(To do): If a line contains the word "true", include it in the count; state how many such lines the listing has and nothing else.

(Provided data):
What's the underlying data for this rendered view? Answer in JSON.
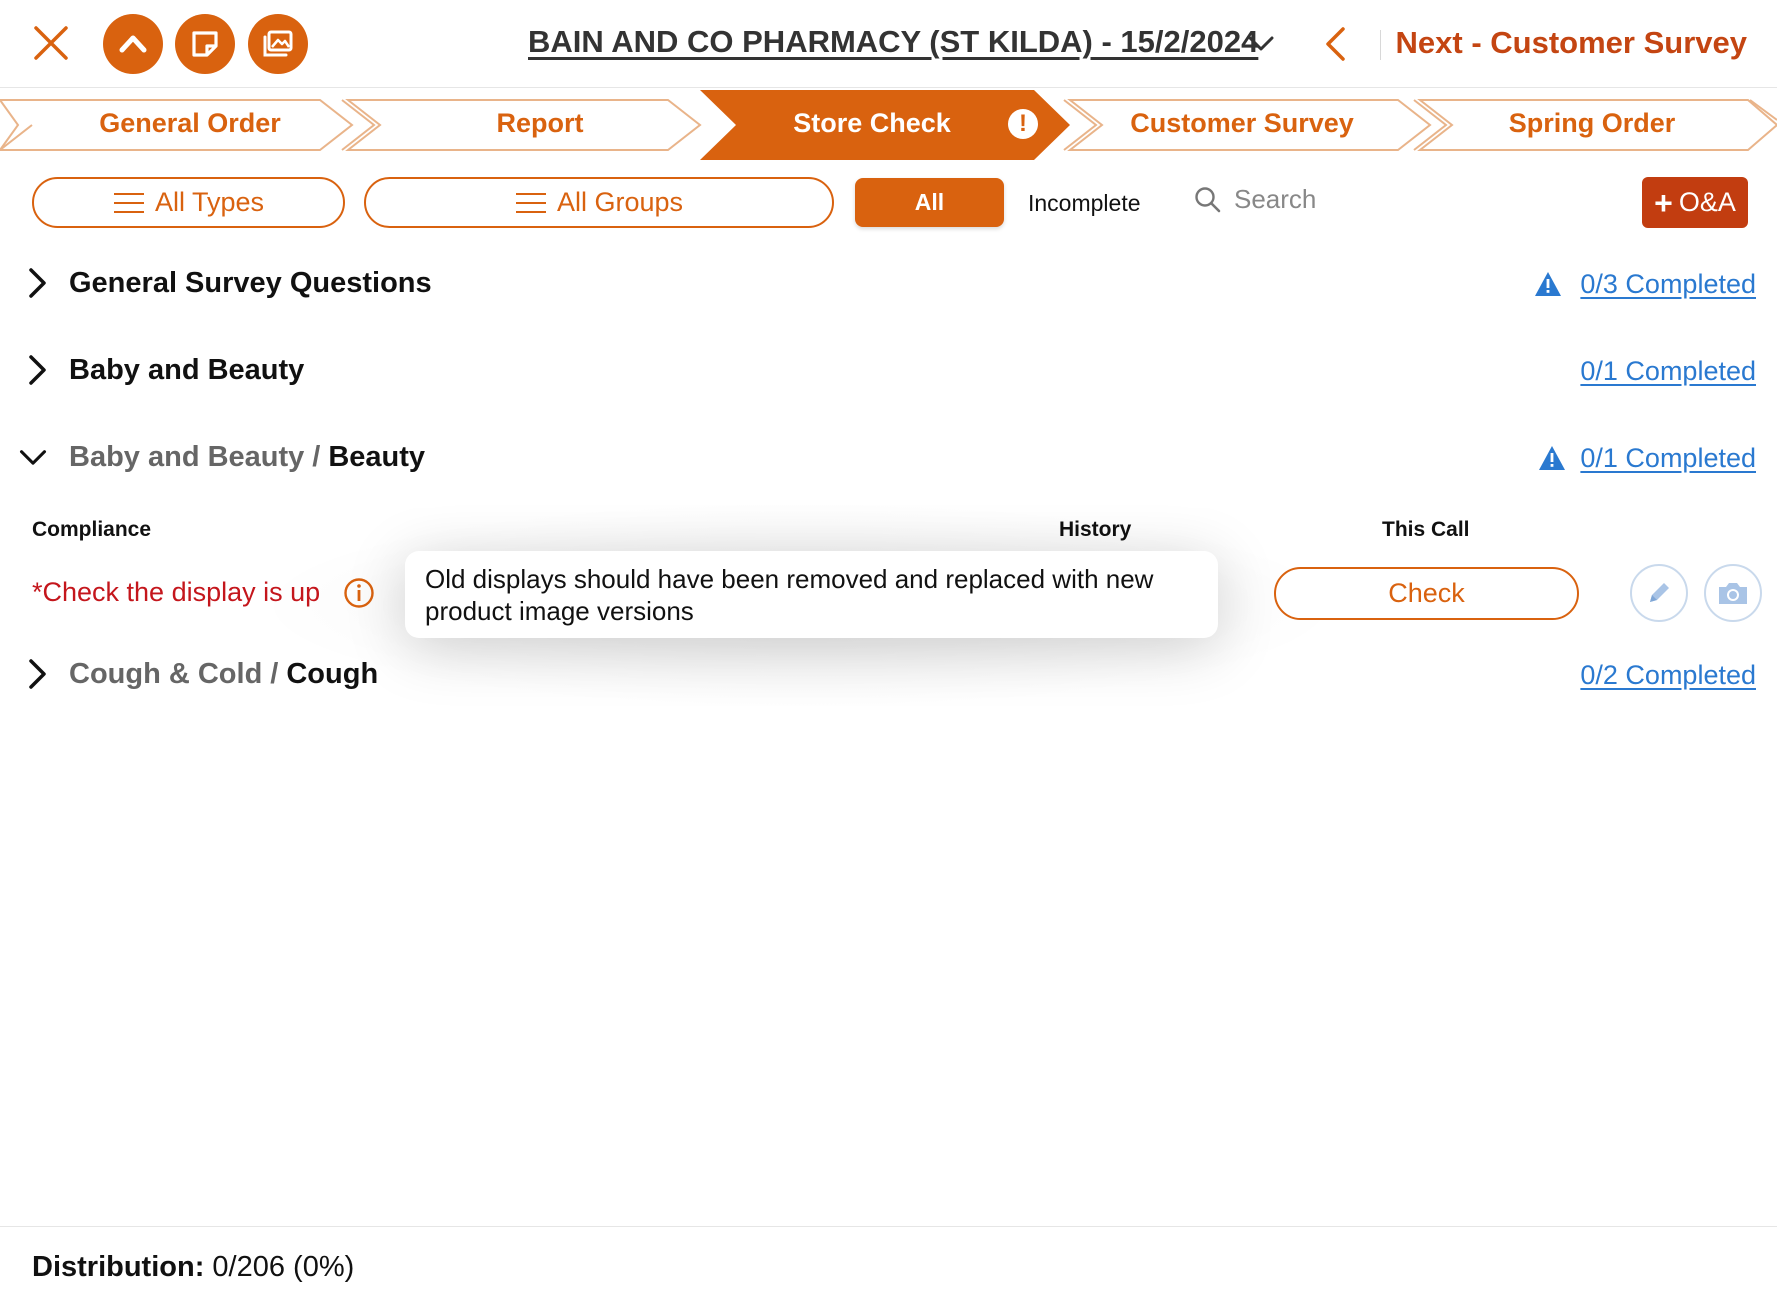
{
  "header": {
    "store_title": "BAIN AND CO PHARMACY (ST KILDA) - 15/2/2024",
    "next_label": "Next - Customer Survey",
    "icons": [
      "close-icon",
      "chevron-up-icon",
      "note-icon",
      "gallery-icon",
      "chevron-down-icon",
      "chevron-left-icon"
    ]
  },
  "steps": [
    {
      "label": "General Order",
      "active": false
    },
    {
      "label": "Report",
      "active": false
    },
    {
      "label": "Store Check",
      "active": true,
      "alert": "!"
    },
    {
      "label": "Customer Survey",
      "active": false
    },
    {
      "label": "Spring Order",
      "active": false
    }
  ],
  "filters": {
    "types": "All Types",
    "groups": "All Groups",
    "all": "All",
    "incomplete": "Incomplete",
    "search_placeholder": "Search",
    "qa_label": "O&A"
  },
  "sections": [
    {
      "title": "General Survey Questions",
      "completed": "0/3 Completed",
      "warning": true,
      "expanded": false
    },
    {
      "title": "Baby and Beauty",
      "completed": "0/1 Completed",
      "warning": false,
      "expanded": false
    },
    {
      "crumb": "Baby and Beauty",
      "separator": "/",
      "title": "Beauty",
      "completed": "0/1 Completed",
      "warning": true,
      "expanded": true
    },
    {
      "crumb": "Cough & Cold",
      "separator": "/",
      "title": "Cough",
      "completed": "0/2 Completed",
      "warning": false,
      "expanded": false
    }
  ],
  "compliance": {
    "col_compliance": "Compliance",
    "col_history": "History",
    "col_this_call": "This Call",
    "question": "*Check the display is up",
    "tooltip": "Old displays should have been removed and replaced with new product image versions",
    "check_label": "Check"
  },
  "footer": {
    "label": "Distribution:",
    "value": "0/206 (0%)"
  },
  "colors": {
    "accent": "#d9620f",
    "accent_dark": "#c23d10",
    "link": "#2a79d0",
    "required": "#c4161c"
  }
}
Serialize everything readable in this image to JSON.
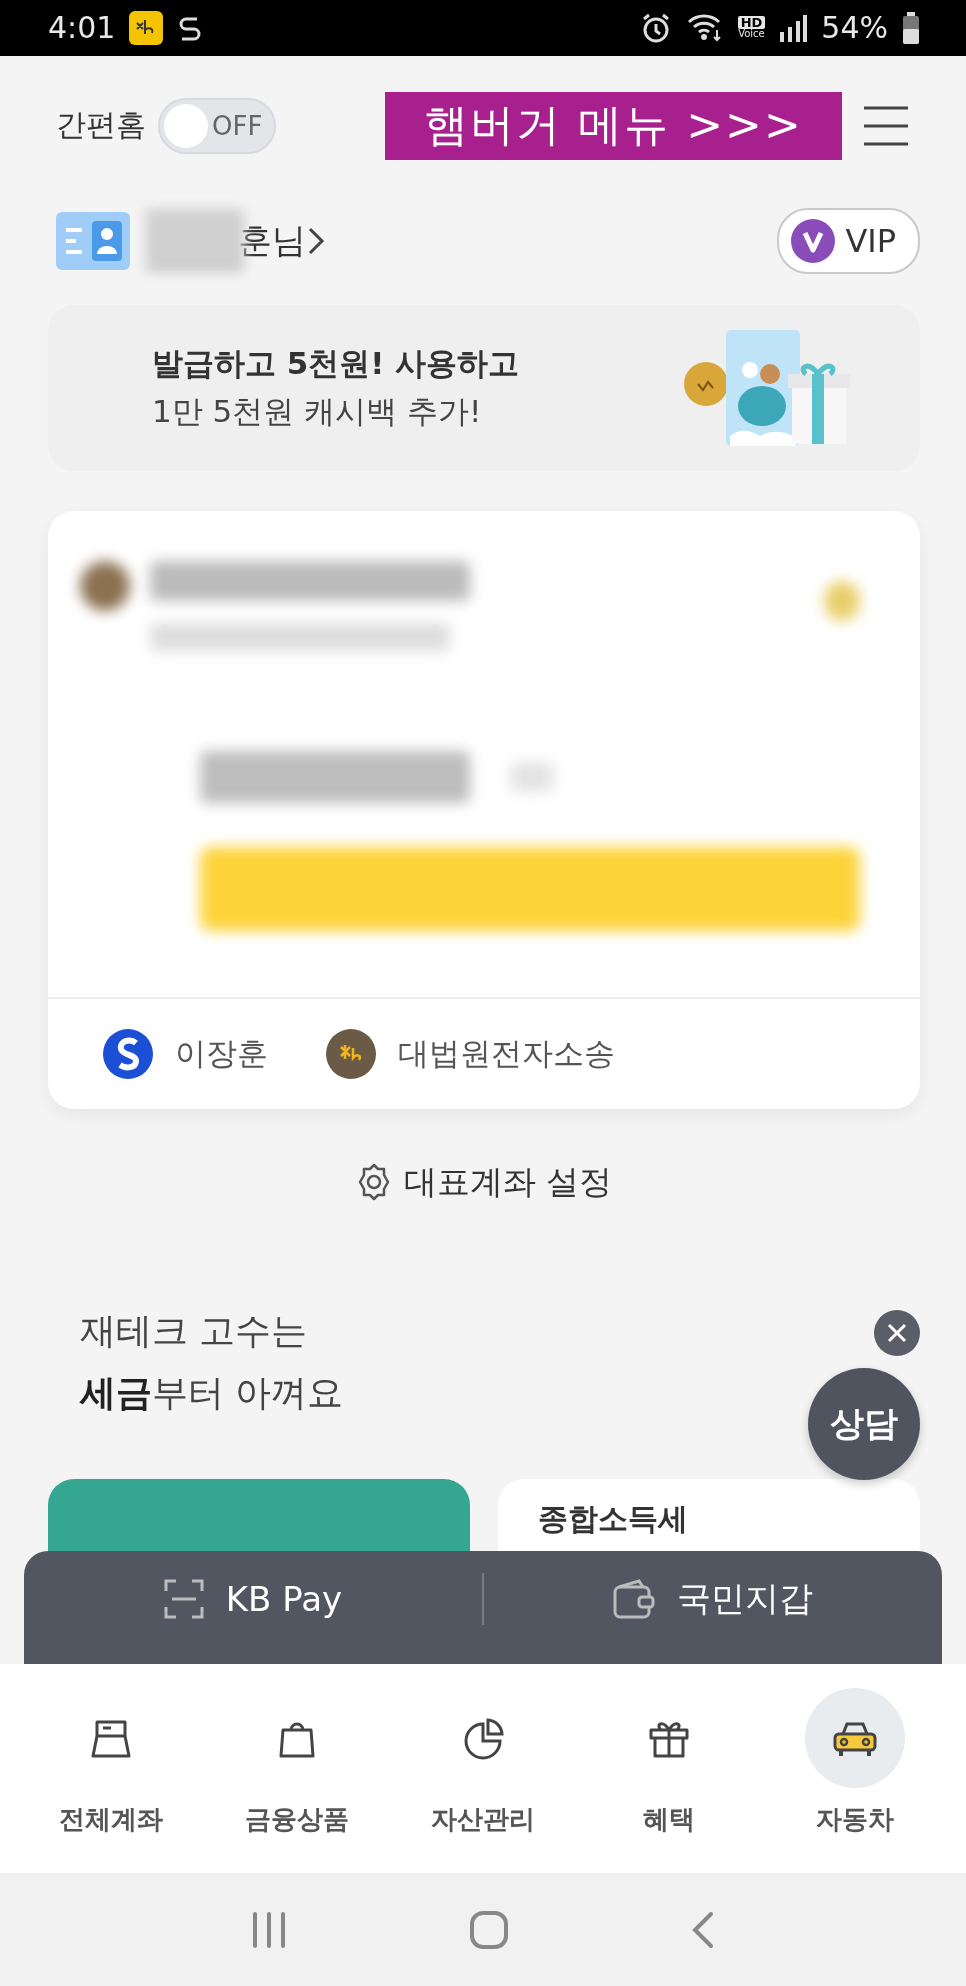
{
  "status_bar": {
    "time": "4:01",
    "hd_label": "HD",
    "voice_label": "Voice",
    "battery": "54%"
  },
  "header": {
    "simple_home_label": "간편홈",
    "toggle": {
      "on": false,
      "label": "OFF"
    },
    "annotation": "햄버거 메뉴 >>>"
  },
  "profile": {
    "name_visible": "훈님",
    "grade": "VIP"
  },
  "promo": {
    "line_1": "발급하고 5천원! 사용하고",
    "line_2": "1만 5천원 캐시백 추가!"
  },
  "account_card": {
    "linked": [
      {
        "kind": "shinhan",
        "name": "이장훈"
      },
      {
        "kind": "kb",
        "name": "대법원전자소송"
      }
    ]
  },
  "settings_link": "대표계좌 설정",
  "section": {
    "line_1": "재테크 고수는",
    "line_2": "**세금**부터 아껴요"
  },
  "cards": [
    {
      "kind": "featured"
    },
    {
      "kind": "plain",
      "title": "종합소득세"
    }
  ],
  "consult": {
    "label": "상담"
  },
  "pay_bar": [
    {
      "kind": "scan",
      "label": "KB Pay"
    },
    {
      "kind": "wallet",
      "label": "국민지갑"
    }
  ],
  "nav": [
    {
      "kind": "accounts",
      "label": "전체계좌",
      "selected": false
    },
    {
      "kind": "bag",
      "label": "금융상품",
      "selected": false
    },
    {
      "kind": "pie",
      "label": "자산관리",
      "selected": false
    },
    {
      "kind": "gift",
      "label": "혜택",
      "selected": false
    },
    {
      "kind": "car",
      "label": "자동차",
      "selected": true
    }
  ]
}
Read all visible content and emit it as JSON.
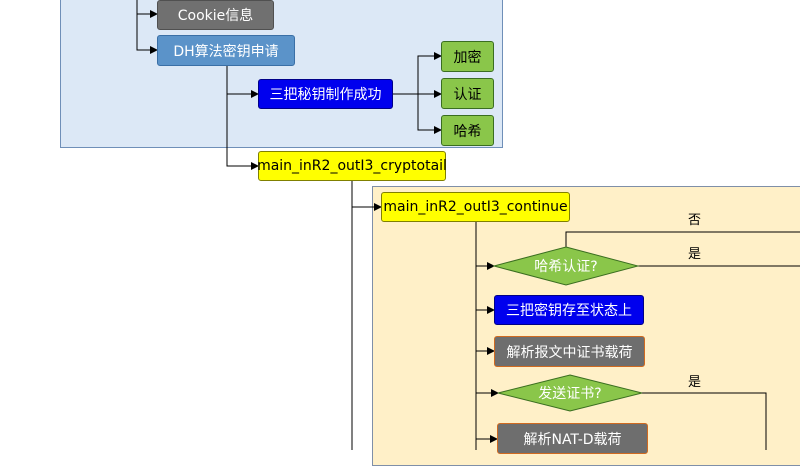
{
  "nodes": {
    "cookie": "Cookie信息",
    "dh_request": "DH算法密钥申请",
    "three_keys_made": "三把秘钥制作成功",
    "encrypt": "加密",
    "authenticate": "认证",
    "hash": "哈希",
    "cryptotail": "main_inR2_outI3_cryptotail",
    "continue": "main_inR2_outI3_continue",
    "hash_auth_q": "哈希认证?",
    "store_keys": "三把密钥存至状态上",
    "parse_cert": "解析报文中证书载荷",
    "send_cert_q": "发送证书?",
    "parse_natd": "解析NAT-D载荷"
  },
  "edge_labels": {
    "no": "否",
    "yes1": "是",
    "yes2": "是"
  },
  "colors": {
    "region_blue": "#dce8f6",
    "region_tan": "#fff0c8",
    "gray_node": "#707070",
    "steel_node": "#5b93c9",
    "blue_node": "#0000ee",
    "green_node": "#8ac64a",
    "yellow_node": "#ffff00"
  }
}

(Answer to this problem): 5